PROMPT.
Each of the entries should be output exactly, with nothing left out.

[[ DATA FOR PROCESSING open ]]

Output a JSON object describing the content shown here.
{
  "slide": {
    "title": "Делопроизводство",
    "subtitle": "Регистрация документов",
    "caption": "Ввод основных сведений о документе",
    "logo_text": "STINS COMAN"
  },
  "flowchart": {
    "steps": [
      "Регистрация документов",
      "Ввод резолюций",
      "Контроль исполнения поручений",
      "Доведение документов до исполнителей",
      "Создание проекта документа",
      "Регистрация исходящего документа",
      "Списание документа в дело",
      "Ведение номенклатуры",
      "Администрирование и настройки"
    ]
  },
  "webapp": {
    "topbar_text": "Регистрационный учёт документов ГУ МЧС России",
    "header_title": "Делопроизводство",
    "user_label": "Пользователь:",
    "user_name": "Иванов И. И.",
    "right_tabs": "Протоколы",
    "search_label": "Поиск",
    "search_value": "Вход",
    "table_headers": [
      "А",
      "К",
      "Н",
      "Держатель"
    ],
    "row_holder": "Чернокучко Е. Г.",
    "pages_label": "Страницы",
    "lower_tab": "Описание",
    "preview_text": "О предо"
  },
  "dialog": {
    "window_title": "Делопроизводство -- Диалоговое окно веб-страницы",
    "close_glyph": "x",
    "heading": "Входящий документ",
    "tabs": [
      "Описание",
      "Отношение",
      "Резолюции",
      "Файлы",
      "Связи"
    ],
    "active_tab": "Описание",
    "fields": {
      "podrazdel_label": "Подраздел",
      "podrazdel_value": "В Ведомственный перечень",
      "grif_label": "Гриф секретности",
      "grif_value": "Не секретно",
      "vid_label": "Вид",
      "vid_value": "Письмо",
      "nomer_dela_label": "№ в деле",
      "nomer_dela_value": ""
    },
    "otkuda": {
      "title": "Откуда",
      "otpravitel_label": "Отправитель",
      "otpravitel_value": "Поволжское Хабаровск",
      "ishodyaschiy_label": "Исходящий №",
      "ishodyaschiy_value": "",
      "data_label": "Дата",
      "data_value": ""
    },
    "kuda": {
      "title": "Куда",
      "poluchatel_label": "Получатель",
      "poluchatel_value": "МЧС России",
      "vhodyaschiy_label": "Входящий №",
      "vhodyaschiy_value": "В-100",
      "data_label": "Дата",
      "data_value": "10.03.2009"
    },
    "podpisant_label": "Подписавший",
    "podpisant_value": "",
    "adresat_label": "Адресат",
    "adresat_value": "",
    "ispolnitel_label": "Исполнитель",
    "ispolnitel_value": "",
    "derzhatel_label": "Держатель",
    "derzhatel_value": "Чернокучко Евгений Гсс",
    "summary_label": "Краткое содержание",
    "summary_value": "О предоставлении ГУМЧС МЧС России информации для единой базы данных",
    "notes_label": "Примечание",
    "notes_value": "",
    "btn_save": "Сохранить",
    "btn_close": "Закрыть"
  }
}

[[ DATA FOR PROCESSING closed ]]

RESPONSE BELOW.
Output a JSON object describing the content shown here.
{
  "slide": {
    "title": "Делопроизводство",
    "subtitle": "Регистрация документов",
    "caption": "Ввод основных сведений о документе",
    "logo_text": "STINS COMAN"
  },
  "flowchart": {
    "steps": [
      "Регистрация документов",
      "Ввод резолюций",
      "Контроль исполнения поручений",
      "Доведение документов до исполнителей",
      "Создание проекта документа",
      "Регистрация исходящего документа",
      "Списание документа в дело",
      "Ведение номенклатуры",
      "Администрирование и настройки"
    ]
  },
  "webapp": {
    "topbar_text": "Регистрационный учёт документов ГУ МЧС России",
    "header_title": "Делопроизводство",
    "user_label": "Пользователь:",
    "user_name": "Иванов И. И.",
    "right_tabs": "Протоколы",
    "search_label": "Поиск",
    "search_value": "Вход",
    "table_headers": [
      "А",
      "К",
      "Н",
      "Держатель"
    ],
    "row_holder": "Чернокучко Е. Г.",
    "pages_label": "Страницы",
    "lower_tab": "Описание",
    "preview_text": "О предо"
  },
  "dialog": {
    "window_title": "Делопроизводство -- Диалоговое окно веб-страницы",
    "close_glyph": "x",
    "heading": "Входящий документ",
    "tabs": [
      "Описание",
      "Отношение",
      "Резолюции",
      "Файлы",
      "Связи"
    ],
    "active_tab": "Описание",
    "fields": {
      "podrazdel_label": "Подраздел",
      "podrazdel_value": "В Ведомственный перечень",
      "grif_label": "Гриф секретности",
      "grif_value": "Не секретно",
      "vid_label": "Вид",
      "vid_value": "Письмо",
      "nomer_dela_label": "№ в деле",
      "nomer_dela_value": ""
    },
    "otkuda": {
      "title": "Откуда",
      "otpravitel_label": "Отправитель",
      "otpravitel_value": "Поволжское Хабаровск",
      "ishodyaschiy_label": "Исходящий №",
      "ishodyaschiy_value": "",
      "data_label": "Дата",
      "data_value": ""
    },
    "kuda": {
      "title": "Куда",
      "poluchatel_label": "Получатель",
      "poluchatel_value": "МЧС России",
      "vhodyaschiy_label": "Входящий №",
      "vhodyaschiy_value": "В-100",
      "data_label": "Дата",
      "data_value": "10.03.2009"
    },
    "podpisant_label": "Подписавший",
    "podpisant_value": "",
    "adresat_label": "Адресат",
    "adresat_value": "",
    "ispolnitel_label": "Исполнитель",
    "ispolnitel_value": "",
    "derzhatel_label": "Держатель",
    "derzhatel_value": "Чернокучко Евгений Гсс",
    "summary_label": "Краткое содержание",
    "summary_value": "О предоставлении ГУМЧС МЧС России информации для единой базы данных",
    "notes_label": "Примечание",
    "notes_value": "",
    "btn_save": "Сохранить",
    "btn_close": "Закрыть"
  }
}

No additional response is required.